President Trump gave his communications team almost no notice that he was about to fire FBI Director James Comey, then he was reportedly angered by the incompetent response they came up with among the bushes. Trump decided to show them how it was done, and over the next few days he proceeded to contradict the official White House story, possibly admit to obstruction of justice in a TV interview, and suggest on Twitter that he made secret recordings of his conversations with Comey.
Now Trump is hinting that he may live-tweet during Comey’s testimony before the Senate Intelligence Committee on Thursday. White House staffers are said to be wary of this plan, which is understandable — and they’re also not interested in putting themselves in further legal jeopardy. Thus, according to The Wall Street Journal and Politico, Trump’s Twitter musings will be supplemented by responses cooked up by a team of about 60 Republican National Committee staffers.
Once again, the response has been hastily organized. There was talk of creating a war room manned by former Trump campaign manager Corey Lewandowski and old Clinton foe David Bossie, but there were internal disputes about whether they should operate from inside or outside the White House.

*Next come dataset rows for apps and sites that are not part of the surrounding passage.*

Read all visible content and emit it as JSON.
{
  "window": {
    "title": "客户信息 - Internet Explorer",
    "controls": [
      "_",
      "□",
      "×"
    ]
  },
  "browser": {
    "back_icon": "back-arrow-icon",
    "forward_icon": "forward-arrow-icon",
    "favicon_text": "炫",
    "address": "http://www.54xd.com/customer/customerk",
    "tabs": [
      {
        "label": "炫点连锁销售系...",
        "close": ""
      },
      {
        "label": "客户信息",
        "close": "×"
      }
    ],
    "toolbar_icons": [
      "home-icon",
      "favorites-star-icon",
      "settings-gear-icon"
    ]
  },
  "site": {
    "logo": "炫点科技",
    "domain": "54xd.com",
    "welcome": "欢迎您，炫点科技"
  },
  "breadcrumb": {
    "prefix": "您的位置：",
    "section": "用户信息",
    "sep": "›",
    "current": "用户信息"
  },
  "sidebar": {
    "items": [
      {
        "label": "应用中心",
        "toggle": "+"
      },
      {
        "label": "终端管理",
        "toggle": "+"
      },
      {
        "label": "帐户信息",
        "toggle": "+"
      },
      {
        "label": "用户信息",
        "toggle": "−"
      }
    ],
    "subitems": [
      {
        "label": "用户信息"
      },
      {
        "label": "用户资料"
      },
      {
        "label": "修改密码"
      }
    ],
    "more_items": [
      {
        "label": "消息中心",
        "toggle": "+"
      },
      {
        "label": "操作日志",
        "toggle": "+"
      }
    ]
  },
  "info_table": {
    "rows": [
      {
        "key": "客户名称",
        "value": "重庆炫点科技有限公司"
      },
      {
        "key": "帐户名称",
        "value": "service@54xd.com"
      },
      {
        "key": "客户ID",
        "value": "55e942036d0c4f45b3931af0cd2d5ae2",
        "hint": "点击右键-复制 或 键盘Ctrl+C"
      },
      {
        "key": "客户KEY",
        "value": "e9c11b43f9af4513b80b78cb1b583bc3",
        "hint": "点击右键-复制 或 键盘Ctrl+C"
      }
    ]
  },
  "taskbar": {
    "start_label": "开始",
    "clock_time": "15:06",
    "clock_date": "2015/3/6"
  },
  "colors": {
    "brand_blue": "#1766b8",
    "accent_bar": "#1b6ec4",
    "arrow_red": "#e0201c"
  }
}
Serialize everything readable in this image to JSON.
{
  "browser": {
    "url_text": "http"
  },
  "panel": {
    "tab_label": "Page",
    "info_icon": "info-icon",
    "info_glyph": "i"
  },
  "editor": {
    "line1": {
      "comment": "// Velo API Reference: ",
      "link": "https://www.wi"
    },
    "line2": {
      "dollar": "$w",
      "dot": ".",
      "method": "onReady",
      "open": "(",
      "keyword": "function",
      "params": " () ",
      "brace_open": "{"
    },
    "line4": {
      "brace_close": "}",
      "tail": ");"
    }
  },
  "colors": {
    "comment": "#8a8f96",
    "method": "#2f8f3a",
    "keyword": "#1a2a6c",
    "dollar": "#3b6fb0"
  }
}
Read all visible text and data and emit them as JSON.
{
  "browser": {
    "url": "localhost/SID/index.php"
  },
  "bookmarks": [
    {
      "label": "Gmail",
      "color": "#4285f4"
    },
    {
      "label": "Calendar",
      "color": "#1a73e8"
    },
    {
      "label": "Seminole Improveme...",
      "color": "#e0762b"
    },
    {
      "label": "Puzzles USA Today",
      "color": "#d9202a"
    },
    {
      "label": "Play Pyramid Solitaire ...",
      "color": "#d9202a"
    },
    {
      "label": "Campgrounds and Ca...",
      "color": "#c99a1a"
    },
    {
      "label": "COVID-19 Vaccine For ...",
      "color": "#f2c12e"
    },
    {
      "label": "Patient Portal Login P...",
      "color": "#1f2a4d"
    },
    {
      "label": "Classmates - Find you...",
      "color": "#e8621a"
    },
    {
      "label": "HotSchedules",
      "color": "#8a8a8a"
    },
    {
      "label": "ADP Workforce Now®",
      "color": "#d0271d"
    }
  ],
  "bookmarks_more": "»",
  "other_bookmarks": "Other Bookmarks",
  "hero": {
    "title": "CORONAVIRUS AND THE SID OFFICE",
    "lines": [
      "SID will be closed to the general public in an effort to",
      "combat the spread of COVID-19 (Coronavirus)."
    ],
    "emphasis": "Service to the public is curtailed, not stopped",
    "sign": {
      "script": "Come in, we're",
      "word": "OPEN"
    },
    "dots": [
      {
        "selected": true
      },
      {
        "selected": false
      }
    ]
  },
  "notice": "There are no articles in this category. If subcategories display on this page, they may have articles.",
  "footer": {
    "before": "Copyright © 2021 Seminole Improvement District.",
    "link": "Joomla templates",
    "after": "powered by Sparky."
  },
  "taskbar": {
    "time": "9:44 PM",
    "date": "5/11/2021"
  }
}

Current White House aides are already bracing for grand jury summons and exorbitant legal fees, and Trump reportedly had trouble bringing on top legal talent, as few attorneys were interested in the notoriety or in dealing with a famously difficult client.
Thus, on Wednesday, RNC staffers found themselves scrambling to organize a rapid response plan. Here’s how the Journal described the operation:
The RNC said it has lined up a host of surrogates to appear on national and local television and radio to support the president, and has a database of research on how Democrats have criticized Mr. Comey in the past.
The party committee’s war room includes several young political operatives clipping videos from television and alerting the team to breaking news from a windowless room inside the party’s Washington headquarters,
The RNC Twitter account offered a preview after Comey released his opening statement on Wednesday:
There were relatively few Trump surrogates available to respond on TV, but on Wednesday afternoon the president’s outside counsel, Marc Kasowitz, summed up one of the main points emerging on the right.
“The President is pleased that Mr. Comey has finally publicly confirmed his private reports that the President was not under investigation in any Russian probe,” Kasowitz said in a statement. “The president feels completely and totally vindicated. He is eager to continue to move forward with his agenda.”
By Wednesday evening, Team Trump’s plans seemed to be in better shape. Politico reported that former deputy chief of staff Katie Walsh and former communications director Mike Dubke were helping to coordinate the effort, and White House Press Secretary Sean Spicer visited RNC headquarters. The party also sent out talking points, which quickly leaked online:
Some complained that the arguments laid out by the RNC made no sense. For instance, here it states that Comey’s testimony confirms Trump was telling the truth all along, then several bullets down it notes that no one trusts Comey, and he has a “long history of blatant contradictions and misstatements.”
Then again, Trump took a similarly contradictory stance on Comey throughout the campaign. At points, he cited Comey’s criticisms of Clinton as proof of her wrongdoing, and in the same breath suggested Comey was working to “rig” the election for Clinton.
Confidently delivering illogical statements is what being a Trump surrogate is all about, and it’s probably more effective than Paul Ryan’s PR strategy. When asked on Wednesday if he thinks it’s appropriate for the president to ask his FBI director for a loyalty pledge, the House Speaker replied: “Yeah, no. I mean, obviously, I don’t think that is.”
Then he explained that watching the former FBI director tell Congress that story under oath is not the same as reading about it in an anonymously sourced newspaper article, in case anyone was confused.